Somewhat ironically, in this clip where the Prime Minister admits to turning his back on Real Change he waxes eloquently about how we as Canadians want to improve our democracy and continuously strive to represent our diversity in the House of Commons. And yet he concludes that precisely because it would augment individual voices without them being subjected to the machination of big political parties, PR is too risky.
He claims that Proportional Representation introduces fringe elements that control our agenda by possibly holding the balance of power, while at the same time acknowledging that forces of nationalism and populism are whipsawing governments and countries around the world. Trust us, he seems to say, we will make sure that your voice is heard inside our big tent party. Trust us that we will represent your interests and keep our promises. Trust us.
Well trust is earned. So maybe the question comes down to this: Do we want to debate our ideological differences in the open forum of our House of Commons or do we trust that the backroom boys of two or three big political parties are able to melt our views into a power-base that rules the day? If 5% of Canadians are racist, should they have the opportunity to win a leadership race or work themselves into cabinet posts of a main stream political party, or should their values and beliefs be aired in the scrutiny of our House of Commons? Should our Parliamentarians be encouraged to explore compromise and build consensus or should, as this outrageous opinion piece suggests, the voter be asked to do all the compromising.
Yes, Electoral Reform goes to the core of our democracy.
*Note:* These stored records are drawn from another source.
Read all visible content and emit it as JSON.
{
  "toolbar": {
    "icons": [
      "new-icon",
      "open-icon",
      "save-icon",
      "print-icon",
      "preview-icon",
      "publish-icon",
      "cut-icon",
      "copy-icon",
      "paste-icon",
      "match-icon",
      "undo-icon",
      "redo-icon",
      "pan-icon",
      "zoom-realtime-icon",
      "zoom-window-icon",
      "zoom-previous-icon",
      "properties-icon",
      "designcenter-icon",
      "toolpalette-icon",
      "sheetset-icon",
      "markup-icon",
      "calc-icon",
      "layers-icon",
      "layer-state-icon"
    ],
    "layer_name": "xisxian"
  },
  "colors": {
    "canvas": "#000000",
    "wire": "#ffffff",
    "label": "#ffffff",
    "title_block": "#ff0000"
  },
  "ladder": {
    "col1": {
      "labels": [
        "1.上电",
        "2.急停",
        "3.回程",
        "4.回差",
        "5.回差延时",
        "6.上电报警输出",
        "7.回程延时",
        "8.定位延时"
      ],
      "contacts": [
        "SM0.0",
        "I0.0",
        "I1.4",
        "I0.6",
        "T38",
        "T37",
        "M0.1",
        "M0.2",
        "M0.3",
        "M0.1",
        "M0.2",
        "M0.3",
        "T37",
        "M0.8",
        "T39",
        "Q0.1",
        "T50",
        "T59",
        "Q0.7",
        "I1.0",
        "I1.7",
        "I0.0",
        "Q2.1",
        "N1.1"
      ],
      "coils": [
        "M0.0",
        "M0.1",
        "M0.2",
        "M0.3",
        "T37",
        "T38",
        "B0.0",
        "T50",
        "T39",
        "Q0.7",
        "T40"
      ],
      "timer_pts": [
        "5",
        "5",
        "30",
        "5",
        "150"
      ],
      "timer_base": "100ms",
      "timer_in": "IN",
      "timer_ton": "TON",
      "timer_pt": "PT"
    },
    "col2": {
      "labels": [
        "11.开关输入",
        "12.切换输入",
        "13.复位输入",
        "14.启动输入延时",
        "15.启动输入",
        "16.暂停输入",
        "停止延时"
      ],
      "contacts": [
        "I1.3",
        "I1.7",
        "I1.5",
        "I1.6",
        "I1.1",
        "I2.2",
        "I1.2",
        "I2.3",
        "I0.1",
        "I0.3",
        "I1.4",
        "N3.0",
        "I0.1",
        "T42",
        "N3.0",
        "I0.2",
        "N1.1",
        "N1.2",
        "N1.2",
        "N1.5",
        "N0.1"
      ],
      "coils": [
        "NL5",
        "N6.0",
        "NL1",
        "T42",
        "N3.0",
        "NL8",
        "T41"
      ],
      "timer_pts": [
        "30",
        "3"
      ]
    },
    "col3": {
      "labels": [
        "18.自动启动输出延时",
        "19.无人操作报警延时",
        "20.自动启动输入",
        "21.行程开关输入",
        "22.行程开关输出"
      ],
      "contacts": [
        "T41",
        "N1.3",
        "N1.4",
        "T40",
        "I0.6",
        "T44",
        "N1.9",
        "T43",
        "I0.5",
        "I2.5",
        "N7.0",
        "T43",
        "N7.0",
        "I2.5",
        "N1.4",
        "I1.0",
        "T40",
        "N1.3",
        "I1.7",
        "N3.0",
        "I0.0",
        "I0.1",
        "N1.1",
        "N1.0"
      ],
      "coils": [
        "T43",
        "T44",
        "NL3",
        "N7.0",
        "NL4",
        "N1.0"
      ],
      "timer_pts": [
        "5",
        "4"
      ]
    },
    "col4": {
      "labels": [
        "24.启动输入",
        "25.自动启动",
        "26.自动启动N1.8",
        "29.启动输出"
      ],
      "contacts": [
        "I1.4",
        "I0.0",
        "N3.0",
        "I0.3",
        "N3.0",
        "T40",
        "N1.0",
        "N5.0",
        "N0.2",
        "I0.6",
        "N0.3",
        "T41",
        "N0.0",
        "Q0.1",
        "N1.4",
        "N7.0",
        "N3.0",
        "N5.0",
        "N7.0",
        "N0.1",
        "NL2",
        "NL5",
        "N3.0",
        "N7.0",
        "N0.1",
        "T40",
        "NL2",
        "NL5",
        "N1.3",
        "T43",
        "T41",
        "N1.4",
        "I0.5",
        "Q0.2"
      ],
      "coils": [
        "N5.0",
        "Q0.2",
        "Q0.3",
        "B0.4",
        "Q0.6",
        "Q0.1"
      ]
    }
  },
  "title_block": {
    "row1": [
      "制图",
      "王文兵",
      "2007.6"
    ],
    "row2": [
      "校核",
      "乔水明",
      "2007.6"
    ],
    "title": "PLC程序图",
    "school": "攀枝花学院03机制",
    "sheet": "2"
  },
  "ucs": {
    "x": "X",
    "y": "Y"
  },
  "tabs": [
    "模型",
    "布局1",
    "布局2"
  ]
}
Yes, it's hard. Yes, it needs the Canadian public to be engaged. Yes, it requires consensus AND compromise. But precisely because it sets the stage for who elects whom to the House of Commons it is now more important than ever. Is it reckless, or just pompous, to gamble that the next false majority government (or more accurately an all powerful government elected by a minority that rules over the majority) will build on the halting progress we are making towards a more open society and more responsible attitudes toward climate change?
On Monday Trudeau will meet with President Trump to seek common ground. "We both were elected on a promise of strengthening the middle class," he told reporters during a press conference in Iqaluit. Are we going to adapt and follow the lead of this president? Are we going to hold back our country's shift into the 21st century's sustainable economy just to stay in lockstep with this plutocrat? Do we really have to align ourselves with this retrograde administration? Or can we build alliances with states like California, and the majority of Americans who want to keep moving forward?
Trump not withstanding, this week China has announced that it is investing $361 Billion dollars in solar and wind over the next three years. That's almost twice what was invested in the oil sands between 1999 and 2013. They expect that this investment means 13 million jobs and increases the share of renewables in China's energy mix from around 5% to 20% by 2020. Almost a year ago, China’s State Grid Corp Chairman Liu Zhenya (the head of the world’s largest power provider) said: "It’s better to move on to the next generation of energy technologies and that China believes it might as well start now.”
It might as well start now. The future is here. And here in British Columbia, in less than 90 days, we can employ our most powerful tool to affect change. BC Greens are attracting an impressive slate of candidates that offer a real alternative. Including this one, running right here in Elizabeth's riding. His campaign office is now open to welcome you. Drop in and say Hi!
Have a wonderful Sunday,